Task goal
When a line in the records contains the string "stock", copy that line.

━━ Exercise input ━━

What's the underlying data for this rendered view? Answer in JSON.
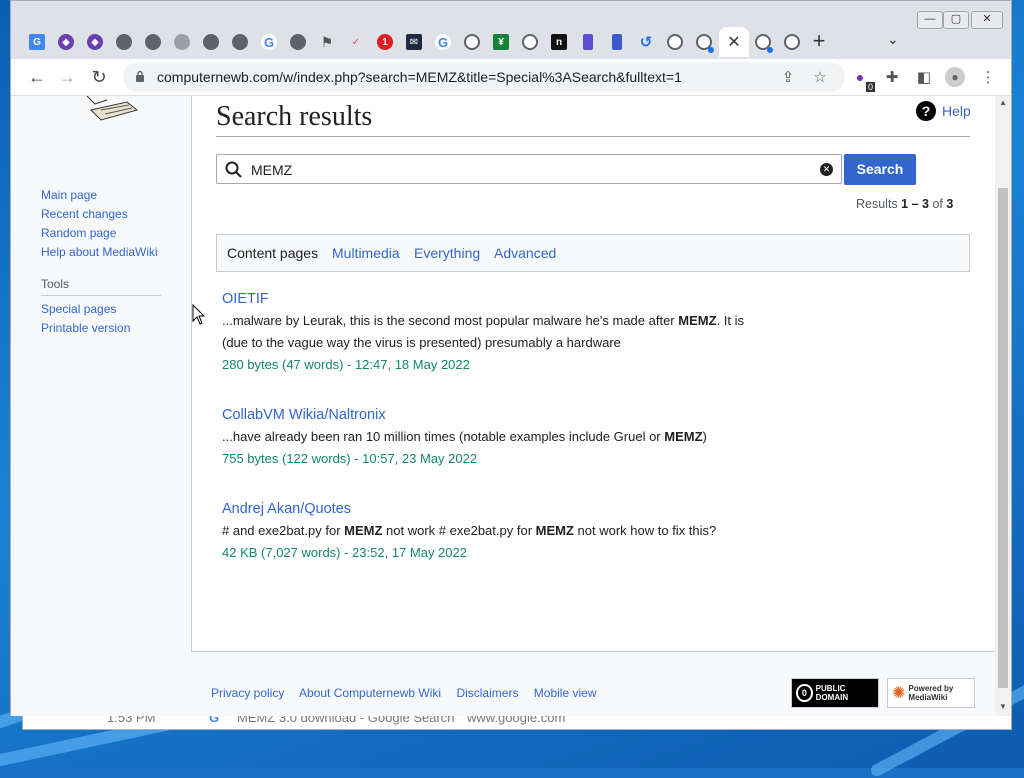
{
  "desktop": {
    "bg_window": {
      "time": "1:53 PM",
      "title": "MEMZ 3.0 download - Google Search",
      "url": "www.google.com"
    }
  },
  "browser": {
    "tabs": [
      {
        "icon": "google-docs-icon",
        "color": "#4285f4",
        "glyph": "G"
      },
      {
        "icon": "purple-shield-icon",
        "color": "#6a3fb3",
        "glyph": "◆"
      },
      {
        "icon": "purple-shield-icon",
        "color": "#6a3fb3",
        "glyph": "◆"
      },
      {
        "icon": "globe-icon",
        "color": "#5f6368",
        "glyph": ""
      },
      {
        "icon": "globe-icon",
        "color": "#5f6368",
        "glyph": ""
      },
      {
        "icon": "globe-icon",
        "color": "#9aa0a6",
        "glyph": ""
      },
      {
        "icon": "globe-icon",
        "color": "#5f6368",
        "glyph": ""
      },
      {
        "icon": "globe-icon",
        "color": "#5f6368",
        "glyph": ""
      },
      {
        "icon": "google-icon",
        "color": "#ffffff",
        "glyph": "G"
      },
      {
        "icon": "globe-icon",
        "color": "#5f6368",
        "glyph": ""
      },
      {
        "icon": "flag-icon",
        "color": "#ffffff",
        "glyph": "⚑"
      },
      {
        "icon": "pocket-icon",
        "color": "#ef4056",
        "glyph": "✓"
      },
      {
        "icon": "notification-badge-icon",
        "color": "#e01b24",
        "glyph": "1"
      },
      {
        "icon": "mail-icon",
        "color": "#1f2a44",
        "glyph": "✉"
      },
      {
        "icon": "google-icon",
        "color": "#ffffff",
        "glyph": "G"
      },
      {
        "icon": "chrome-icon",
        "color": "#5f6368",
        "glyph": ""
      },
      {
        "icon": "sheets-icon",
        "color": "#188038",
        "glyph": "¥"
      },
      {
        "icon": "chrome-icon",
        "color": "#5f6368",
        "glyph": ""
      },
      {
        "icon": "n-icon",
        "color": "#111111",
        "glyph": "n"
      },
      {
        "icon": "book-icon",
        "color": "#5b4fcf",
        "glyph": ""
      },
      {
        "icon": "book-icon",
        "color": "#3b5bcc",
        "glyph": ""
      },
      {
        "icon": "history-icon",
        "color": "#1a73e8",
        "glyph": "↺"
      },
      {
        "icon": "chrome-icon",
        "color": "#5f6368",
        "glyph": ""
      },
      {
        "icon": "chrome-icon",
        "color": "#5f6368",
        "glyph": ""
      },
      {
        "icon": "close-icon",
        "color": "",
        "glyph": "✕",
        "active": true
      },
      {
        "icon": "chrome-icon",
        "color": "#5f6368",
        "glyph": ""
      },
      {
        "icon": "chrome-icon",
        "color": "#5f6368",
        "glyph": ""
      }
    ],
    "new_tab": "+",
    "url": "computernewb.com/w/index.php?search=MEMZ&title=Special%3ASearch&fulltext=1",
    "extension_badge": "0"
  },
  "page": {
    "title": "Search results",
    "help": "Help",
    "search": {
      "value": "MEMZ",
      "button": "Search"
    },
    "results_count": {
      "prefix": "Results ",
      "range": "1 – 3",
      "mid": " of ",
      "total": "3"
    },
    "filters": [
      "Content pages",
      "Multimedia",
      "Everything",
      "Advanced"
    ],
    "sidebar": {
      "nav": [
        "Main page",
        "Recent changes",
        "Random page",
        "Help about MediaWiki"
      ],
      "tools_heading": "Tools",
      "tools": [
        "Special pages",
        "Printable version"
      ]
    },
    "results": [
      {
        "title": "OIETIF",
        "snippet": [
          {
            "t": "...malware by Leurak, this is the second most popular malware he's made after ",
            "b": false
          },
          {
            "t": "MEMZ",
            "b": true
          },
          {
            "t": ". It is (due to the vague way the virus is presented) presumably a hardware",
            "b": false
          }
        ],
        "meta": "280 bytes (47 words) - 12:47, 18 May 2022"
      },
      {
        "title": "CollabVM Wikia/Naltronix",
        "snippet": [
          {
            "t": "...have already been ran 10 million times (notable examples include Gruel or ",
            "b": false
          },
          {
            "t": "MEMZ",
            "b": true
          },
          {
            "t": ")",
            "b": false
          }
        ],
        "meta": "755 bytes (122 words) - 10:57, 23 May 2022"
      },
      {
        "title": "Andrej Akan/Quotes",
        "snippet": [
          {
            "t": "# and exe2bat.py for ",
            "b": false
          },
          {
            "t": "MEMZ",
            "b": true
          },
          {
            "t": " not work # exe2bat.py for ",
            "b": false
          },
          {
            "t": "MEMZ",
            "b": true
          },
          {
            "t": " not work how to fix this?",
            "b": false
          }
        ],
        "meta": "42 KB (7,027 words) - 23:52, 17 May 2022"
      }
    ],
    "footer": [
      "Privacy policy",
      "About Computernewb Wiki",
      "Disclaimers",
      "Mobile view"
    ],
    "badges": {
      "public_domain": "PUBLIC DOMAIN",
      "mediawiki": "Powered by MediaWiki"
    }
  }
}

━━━
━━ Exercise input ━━

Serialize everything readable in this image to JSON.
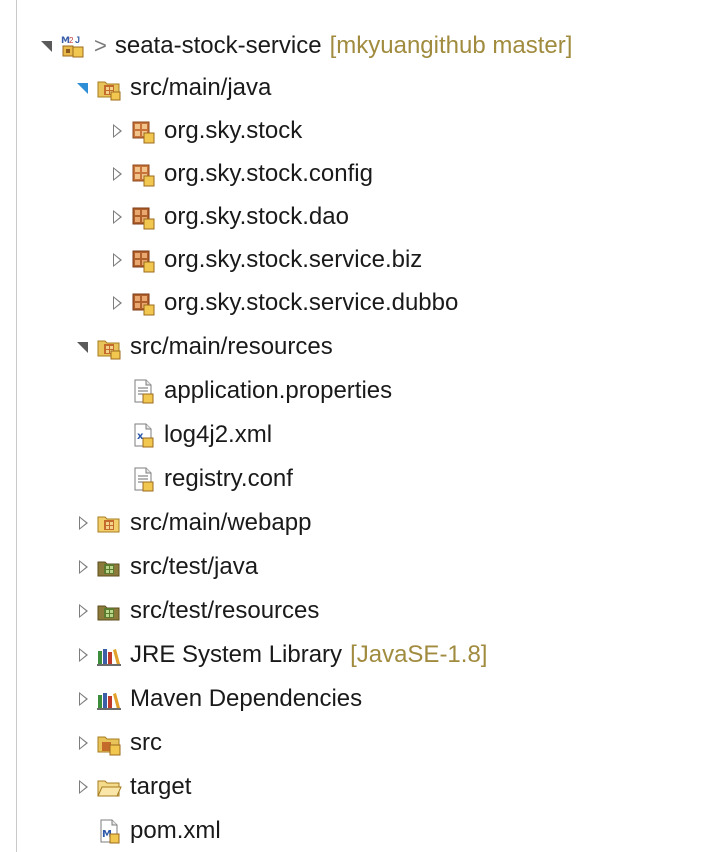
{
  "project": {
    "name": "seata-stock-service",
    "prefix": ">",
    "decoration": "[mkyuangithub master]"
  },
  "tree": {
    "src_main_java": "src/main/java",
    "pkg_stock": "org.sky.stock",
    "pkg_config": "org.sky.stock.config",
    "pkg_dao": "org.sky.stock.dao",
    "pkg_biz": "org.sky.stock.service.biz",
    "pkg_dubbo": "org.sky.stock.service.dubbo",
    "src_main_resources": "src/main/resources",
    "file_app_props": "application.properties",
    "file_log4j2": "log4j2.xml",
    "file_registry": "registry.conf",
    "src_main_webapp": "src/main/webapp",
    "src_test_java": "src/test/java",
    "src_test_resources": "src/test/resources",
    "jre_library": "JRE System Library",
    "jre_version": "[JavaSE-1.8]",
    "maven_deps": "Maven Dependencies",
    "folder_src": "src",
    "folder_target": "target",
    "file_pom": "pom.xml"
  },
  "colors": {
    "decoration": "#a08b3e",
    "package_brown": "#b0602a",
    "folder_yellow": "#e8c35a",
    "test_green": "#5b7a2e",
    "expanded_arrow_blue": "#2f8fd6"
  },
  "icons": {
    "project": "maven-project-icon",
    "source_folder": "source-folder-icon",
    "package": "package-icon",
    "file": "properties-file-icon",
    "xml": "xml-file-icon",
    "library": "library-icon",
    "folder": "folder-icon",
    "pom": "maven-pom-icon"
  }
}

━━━

Answer for this exercise
    "name": "seata-stock-service",
    "pkg_stock": "org.sky.stock",
    "pkg_config": "org.sky.stock.config",
    "pkg_dao": "org.sky.stock.dao",
    "pkg_biz": "org.sky.stock.service.biz",
    "pkg_dubbo": "org.sky.stock.service.dubbo",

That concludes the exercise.